What you will do -
Lines where the string "message" appears are to be copied from the entries below.

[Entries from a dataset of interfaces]

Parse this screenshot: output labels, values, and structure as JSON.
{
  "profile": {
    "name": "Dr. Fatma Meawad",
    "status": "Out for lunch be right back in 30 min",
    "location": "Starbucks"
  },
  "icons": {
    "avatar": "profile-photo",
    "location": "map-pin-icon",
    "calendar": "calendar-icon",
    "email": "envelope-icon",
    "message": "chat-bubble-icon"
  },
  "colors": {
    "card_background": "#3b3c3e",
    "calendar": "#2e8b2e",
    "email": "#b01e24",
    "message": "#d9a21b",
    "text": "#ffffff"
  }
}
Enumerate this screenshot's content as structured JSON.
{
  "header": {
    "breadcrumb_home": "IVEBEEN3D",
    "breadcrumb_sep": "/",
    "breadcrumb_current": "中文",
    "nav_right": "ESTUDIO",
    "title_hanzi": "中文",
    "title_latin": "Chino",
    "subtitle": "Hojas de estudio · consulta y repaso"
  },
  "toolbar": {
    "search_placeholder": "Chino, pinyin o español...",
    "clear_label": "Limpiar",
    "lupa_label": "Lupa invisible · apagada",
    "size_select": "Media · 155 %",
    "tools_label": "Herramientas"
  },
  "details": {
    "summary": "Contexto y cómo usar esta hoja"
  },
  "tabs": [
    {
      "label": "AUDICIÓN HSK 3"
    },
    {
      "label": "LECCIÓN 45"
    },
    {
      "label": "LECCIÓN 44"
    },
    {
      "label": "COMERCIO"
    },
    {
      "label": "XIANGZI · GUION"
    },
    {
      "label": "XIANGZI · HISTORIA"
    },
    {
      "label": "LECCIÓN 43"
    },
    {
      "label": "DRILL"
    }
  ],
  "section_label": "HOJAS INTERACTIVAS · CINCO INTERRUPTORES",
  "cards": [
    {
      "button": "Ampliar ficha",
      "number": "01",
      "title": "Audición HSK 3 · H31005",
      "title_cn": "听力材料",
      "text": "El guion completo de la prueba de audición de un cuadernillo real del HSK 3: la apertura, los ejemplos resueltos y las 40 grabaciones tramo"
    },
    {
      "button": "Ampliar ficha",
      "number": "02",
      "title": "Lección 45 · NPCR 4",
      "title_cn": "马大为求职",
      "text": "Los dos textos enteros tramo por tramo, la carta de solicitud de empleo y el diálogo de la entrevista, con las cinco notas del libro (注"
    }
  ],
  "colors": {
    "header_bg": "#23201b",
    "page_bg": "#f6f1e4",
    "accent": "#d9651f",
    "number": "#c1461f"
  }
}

Answer space -
    "message": "chat-bubble-icon"
    "message": "#d9a21b",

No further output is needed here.